Like the quadruple-digit fire inside The Crefeld Glass Studio's furnace, the instructors' enthusiasm for glassworking helps budding artists create things they could not have attempted on their own. Classes are kept at four to eight students so that everyone gets a clear view of classmates as they work the furnace. Regular pop-ins from visiting artists imbue The Crefeld Glass Studio with a collaborative vibe, and an online gallery gives students a place to proudly show off the exquisitely rounded rims of their amber-streaked vases or the short-sightedness of their delicate glass sledgehammers.
Across five full days of action, kids young and semi-young will undergo a comprehensive camp curriculum chock-full of running, throwing, catching, blocking, teamworking, confidence building, high-fiving, and more. If desired, campers ages 11–14 with at least one year of tackle football experience may enroll in the accelerated-skills sections, which feature advanced lessons in the same non-contact environment. All campers are led by professional educators from the high-school and collegiate level, and each day's knowledge bowl soars even higher with visits from Eagles greats, ranging from Fred Barnett to the great Pete Retzlaff (Philadelphia Eagles players vary by camp location). By teaming up with experienced players and coaches, kids will be treated to comprehensive instruction that goes beyond purely mechanical skills.

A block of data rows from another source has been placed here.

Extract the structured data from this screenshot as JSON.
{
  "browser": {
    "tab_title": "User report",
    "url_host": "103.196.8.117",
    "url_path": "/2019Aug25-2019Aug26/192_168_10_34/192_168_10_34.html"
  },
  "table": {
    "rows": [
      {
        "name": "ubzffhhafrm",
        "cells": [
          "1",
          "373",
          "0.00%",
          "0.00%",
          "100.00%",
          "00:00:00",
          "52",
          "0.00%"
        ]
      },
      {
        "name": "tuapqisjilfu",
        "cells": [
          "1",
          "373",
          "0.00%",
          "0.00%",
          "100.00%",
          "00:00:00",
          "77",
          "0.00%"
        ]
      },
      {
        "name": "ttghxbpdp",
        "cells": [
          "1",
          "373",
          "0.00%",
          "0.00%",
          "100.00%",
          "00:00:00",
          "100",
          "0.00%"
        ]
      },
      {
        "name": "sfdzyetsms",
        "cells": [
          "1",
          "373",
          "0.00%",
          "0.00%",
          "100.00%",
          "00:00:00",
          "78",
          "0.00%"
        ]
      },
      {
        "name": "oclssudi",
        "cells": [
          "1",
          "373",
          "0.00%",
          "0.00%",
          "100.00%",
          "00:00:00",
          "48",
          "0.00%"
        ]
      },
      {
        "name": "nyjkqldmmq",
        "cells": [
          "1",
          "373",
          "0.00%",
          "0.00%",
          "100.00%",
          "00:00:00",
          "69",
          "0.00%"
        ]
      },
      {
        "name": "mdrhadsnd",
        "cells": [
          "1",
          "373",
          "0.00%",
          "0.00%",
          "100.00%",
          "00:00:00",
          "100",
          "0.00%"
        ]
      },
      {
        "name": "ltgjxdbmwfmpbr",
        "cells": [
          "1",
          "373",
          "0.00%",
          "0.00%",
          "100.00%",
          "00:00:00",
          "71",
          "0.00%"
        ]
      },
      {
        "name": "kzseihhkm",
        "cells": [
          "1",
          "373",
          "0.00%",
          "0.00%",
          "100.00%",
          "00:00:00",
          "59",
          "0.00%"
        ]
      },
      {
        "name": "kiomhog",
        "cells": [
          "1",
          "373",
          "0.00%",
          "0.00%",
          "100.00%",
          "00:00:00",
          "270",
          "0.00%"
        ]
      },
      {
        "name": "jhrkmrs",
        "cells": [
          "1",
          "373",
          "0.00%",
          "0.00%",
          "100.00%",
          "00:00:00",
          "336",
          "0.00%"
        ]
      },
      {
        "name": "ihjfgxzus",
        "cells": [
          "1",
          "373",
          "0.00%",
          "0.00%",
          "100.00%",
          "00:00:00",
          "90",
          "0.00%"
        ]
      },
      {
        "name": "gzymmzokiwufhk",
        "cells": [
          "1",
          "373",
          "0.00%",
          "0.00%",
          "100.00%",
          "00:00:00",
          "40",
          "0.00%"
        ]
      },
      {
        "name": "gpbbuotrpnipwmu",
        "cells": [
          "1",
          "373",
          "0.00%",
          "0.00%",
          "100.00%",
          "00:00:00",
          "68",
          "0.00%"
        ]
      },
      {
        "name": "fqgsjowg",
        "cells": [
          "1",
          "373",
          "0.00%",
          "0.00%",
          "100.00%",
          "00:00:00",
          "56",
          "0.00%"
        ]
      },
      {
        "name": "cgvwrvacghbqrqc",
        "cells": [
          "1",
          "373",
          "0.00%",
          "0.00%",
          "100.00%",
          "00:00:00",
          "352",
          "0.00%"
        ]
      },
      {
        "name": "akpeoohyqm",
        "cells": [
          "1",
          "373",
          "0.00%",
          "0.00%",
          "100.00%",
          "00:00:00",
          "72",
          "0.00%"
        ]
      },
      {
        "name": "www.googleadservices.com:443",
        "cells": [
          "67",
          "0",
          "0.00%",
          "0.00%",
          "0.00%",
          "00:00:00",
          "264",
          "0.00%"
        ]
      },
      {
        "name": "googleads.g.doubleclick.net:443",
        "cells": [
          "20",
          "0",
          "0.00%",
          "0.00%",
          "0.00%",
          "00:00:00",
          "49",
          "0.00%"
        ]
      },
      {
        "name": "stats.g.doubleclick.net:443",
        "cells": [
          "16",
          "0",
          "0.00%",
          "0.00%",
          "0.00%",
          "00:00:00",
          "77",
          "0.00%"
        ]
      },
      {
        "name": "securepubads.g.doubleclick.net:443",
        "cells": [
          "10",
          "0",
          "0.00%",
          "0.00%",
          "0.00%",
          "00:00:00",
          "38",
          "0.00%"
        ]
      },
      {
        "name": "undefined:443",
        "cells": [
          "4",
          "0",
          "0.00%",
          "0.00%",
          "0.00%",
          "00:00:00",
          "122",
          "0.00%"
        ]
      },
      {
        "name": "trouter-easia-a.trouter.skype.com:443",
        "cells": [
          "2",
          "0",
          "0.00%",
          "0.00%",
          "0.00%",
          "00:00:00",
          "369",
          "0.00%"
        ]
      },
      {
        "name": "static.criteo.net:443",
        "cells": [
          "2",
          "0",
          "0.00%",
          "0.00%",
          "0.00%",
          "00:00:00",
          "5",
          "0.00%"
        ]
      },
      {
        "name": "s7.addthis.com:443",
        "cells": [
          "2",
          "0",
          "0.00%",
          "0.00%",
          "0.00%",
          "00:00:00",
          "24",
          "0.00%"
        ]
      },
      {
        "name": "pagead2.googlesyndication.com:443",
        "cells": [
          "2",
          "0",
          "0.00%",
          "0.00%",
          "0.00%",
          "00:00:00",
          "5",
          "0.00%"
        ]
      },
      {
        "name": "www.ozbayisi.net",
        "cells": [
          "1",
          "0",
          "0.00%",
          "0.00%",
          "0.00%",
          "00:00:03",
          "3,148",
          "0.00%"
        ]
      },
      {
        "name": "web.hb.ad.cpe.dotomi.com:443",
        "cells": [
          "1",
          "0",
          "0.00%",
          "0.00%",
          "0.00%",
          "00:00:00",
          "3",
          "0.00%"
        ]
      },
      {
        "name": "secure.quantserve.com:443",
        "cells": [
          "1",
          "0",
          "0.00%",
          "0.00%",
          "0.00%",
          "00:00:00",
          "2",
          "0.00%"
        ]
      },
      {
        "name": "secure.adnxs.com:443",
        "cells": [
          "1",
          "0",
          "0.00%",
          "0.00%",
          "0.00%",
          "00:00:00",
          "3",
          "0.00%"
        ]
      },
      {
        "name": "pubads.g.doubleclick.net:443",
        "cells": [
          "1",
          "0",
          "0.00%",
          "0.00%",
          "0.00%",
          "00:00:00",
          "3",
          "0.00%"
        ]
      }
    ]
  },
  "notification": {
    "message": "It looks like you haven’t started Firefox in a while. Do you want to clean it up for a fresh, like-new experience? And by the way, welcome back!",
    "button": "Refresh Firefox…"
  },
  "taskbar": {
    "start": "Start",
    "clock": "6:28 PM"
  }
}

Main Line Center for Bartending provides a hands-on learning environment to become a Pennsylvania-state-licensed bartender in just one, two, or five weeks. Each class spends at least 80% of the time behind the bar, with the remaining time filled with lectures, role-playing, or brainstorming how to mix undiscovered beauties, such as the Pan-Galactic Gargle Blaster. In class, students tend to a 35-foot bar completely stocked with all the necessary equipment. By the end of each session, wet-eared barkeeps will grasp the mixing of more than 250 drinks, ins and outs of general bar duties, and how to enlighten patrons with astute customer service and a convincingly consoling wipe-down of the guest-tender gap.